GPRS price models
In terms of pricing models, NetCom charges a flat fee of NOK 75 (around US$8.45) for the first megabyte. Thereafter users are charged per kilobyte based on 1MB costing NOK 25 (around US$2.78). To get demand started, NetCom is offering free service during its introductory month of February.
Rival Telenor charges a flat fee of NOK 0.10 for each kilobyte up to 1 MB. Thereafter it costs NOK 0.025 per kilobyte. Telenor has said it will revise its prices in July, although it didn't rule out keeping today's prices.
"We will look at the whole picture [of GPRS consumption and revenues] until then. If the prices turn out to be right, we will continue using that," says Esben Tuman Johnsen, a spokesman for Telenor Mobil.
Viag charges DM 0.09 (around US$0.042) for each 10 kilobytes. Additionally there's a flat fee of DM 0.49 per day of usage.

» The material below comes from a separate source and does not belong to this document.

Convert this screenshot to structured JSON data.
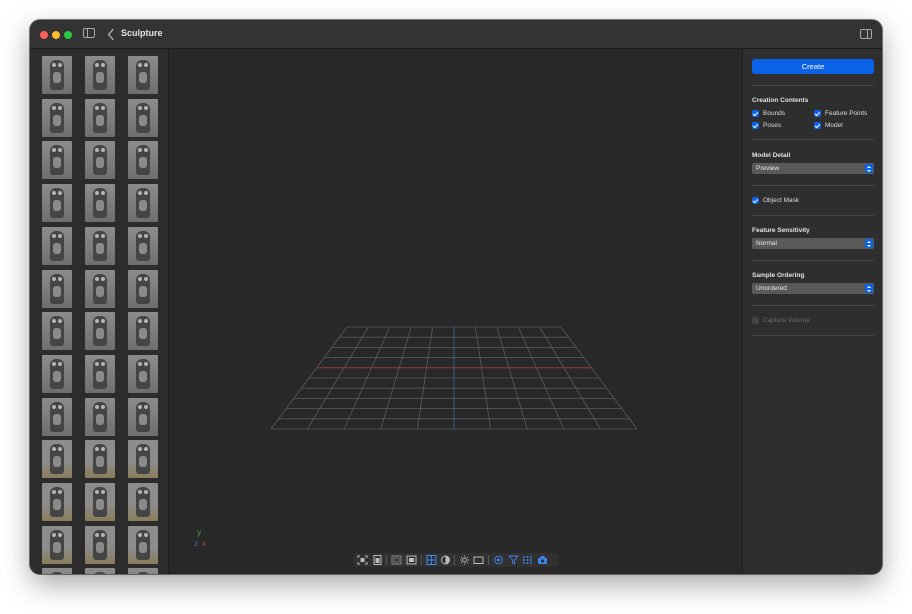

From the second quarter, prices change. Then the kilobyte price goes down to DM 0.06 per 10 kilobyte and the daily surcharge is replaced by a flat monthly fee of DM 19.95 (approximately US$9.37)
T-Mobil offers two different options: GPRS Pro and GPRS Eco. GPRS Pro costs DM 0.19 per 10 kilobytes. In addition there's a flat monthly fee of DM 19.95. GPRS Eco costs DM 0.69 per 10 kilobyte and an additional DM 0.49 per day of use.
Telefonica charges per kilobyte, but gives a gradual discount for each megabyte. For all usage up to the first megabyte, the Spanish operator charges 4 pesetas (approximately US$0.022) per kilobyte. If a user consumes between 1 and 2MB, he pays 3 pesetas per kilobyte. Further price reductions are offered for usage between 2 and 5 MB, 5MB to 10 MB and over 10MB.
Europolitan offers three different GPRS options: GPRS WAP, GPRS Surf and Europolitan Data. GPRS WAP costs SEK 140 (around US$14.20) per megabyte and an additional SEK 155 monthly charge. As of April 1, the monthly fee goes up to SEK 175.
GPRS Surf costs SEK 295 per month. Through March 31st usage per kilobyte will not be charged, but after that date it will cost SEK 20 per MB (on top of the flat monthly fee).
The third option, Europolitan Data, costs 140 per MB. There is no additional charge until April 1, when users also have to pay an additional flat SEK 20 per month.
WAP & messaging cheaper
Even with the relatively high prices for GPRS, there is no doubt that WAP will benefit. Not only will WAP become more user-friendly with GPRS’ always-on technology and faster data transfer speeds, but even the initial prices will make WAP-usage less expensive than without GPRS.
According to a survey in Sweden by Computer Sweden and Mobile Media Group, WAP is about 30 percent less expensive with GPRS than with GSM. Another survey, by the Dagens IT newspaper showed that it’s five to seven times cheaper.
Messaging will also be less expensive. In Norway, for example, Telenor charges NOK 1 for sending an SMS. Sending an e-mail with GPRS will cost a quarter of that, and the length can be more than twice the 160-character limit of SMS-messages.
Joachim Bamrud is an award-winning journalist with 17 years experience as a writer and editor in the United States, Europe and Latin America. Bamrud has worked for various print, broadcast and online media, including Latin Trade, Reuters and UPI. He can be reached at firstname.lastname@example.org.